Audi Hong Kong this month revealed it was shipping in 30 more units of the A3 Sportback e-tron, with pre-orders on the batch starting from HK$399,900. The 204hp hybrid has a combined range of 940km and a top speed of 222km/h on 17-inch wheels. Its electric range is 130km/h and petrol consumption is 1.7 litres per 100km, the marque says. Critics might question the need for hybrids, in increasingly electric-friendly, tiny Hong Kong, but “range anxiety” is perfectly normal as plug-ins take hold, and the A3 Sportback e-tron can get you home on petrol if you forget to recharge for commutes.
Nissan seems in overdrive in Rio, where it has supplied 4,200 cars transporting 10,000 participants in seven models at the 2016 Summer Olympics. This month it launched the two prototypes, the Solid Oxide Fuel-Cell (SOFC)-powered prototype, which can run for “over 600km” on bioethanol electric power. Based on the plug-in Nissan e-NV200, the SOFC runs on 100 per cent ethanol or ethanol-blended water and offers EV operating costs “but with the driving range of a [petrol]-engine vehicle”, says Nissan, which makes more than 60 models under the Nissan, Infiniti and Datsun brands.
Nissan also presented its BladeGlider, an electric sports car with an aerodynamically narrow front, open roof and showy rear-hinged dihedral doors. Its 1+2 seat configuration offers more legroom and rear-view cameras behind the front wheels replace door mirrors. The 1,300kg model can reach 100km/h in under five seconds and top at 190km/h with 707Nm of torque, thanks to a 130kW motor on each rear wheel and the power of a high performance five-module lithium-ion 220kW (268hp) battery.
Talking of plug-ins, Volkswagen’s BUDD-e won the Concept Truck category for light commercial vehicles at the August 2 North American Concept Vehicle of the Year Awards, which were ultimately won by the Buick Avista in Plymouth, Michigan. The BUDD-e toured the mainland in June, but wowed geeks at this year’s Consumer Electronics Show in Las Vegas with a drive range of up to 533km, large displays and voice, touch and gesture controls.
On August 10, Range Rover revealed its most powerful model, the 550hp SVAutobiography Dynamic, will be sold in Britain in the last quarter of this year.
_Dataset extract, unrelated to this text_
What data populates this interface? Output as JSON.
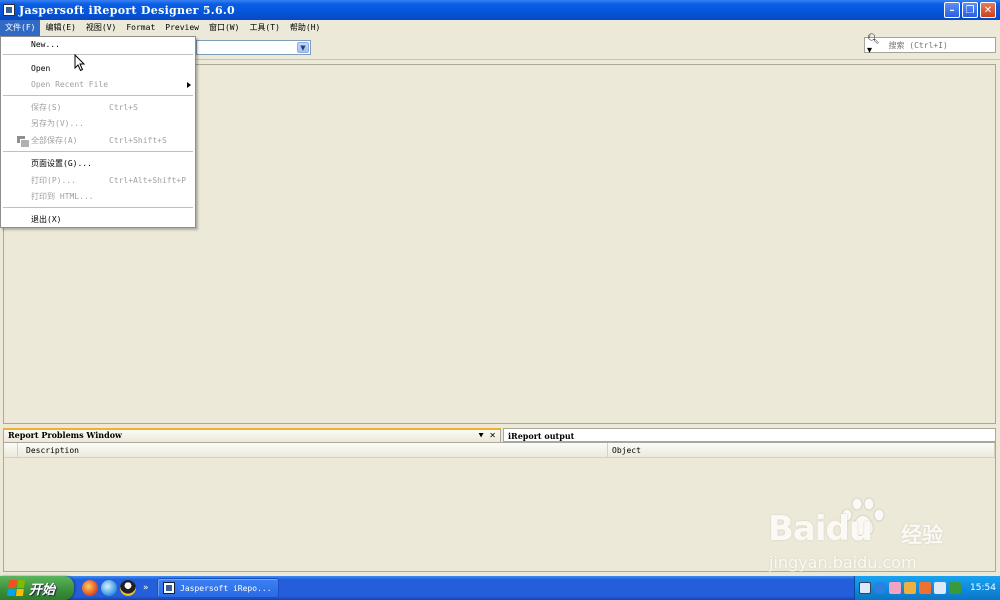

The plush supercharged five-litre V8 is packed with the marque’s latest advanced driver assistance systems, and is expected to belt out 680Nm of torque and hit 100km/h in 5.1 seconds and top at 224km/h via a ZF eight-speed automatic transmission.
Models range from the TDV6 Vogue for a staring price of £76,350 (HK$764,103) to the SVAutobiography Dynamic, from £132,800, and are identified by Graphite Atlas side vents, “Range Rover” name, grille and front bumper accents, red brake calipers and Brembo technology.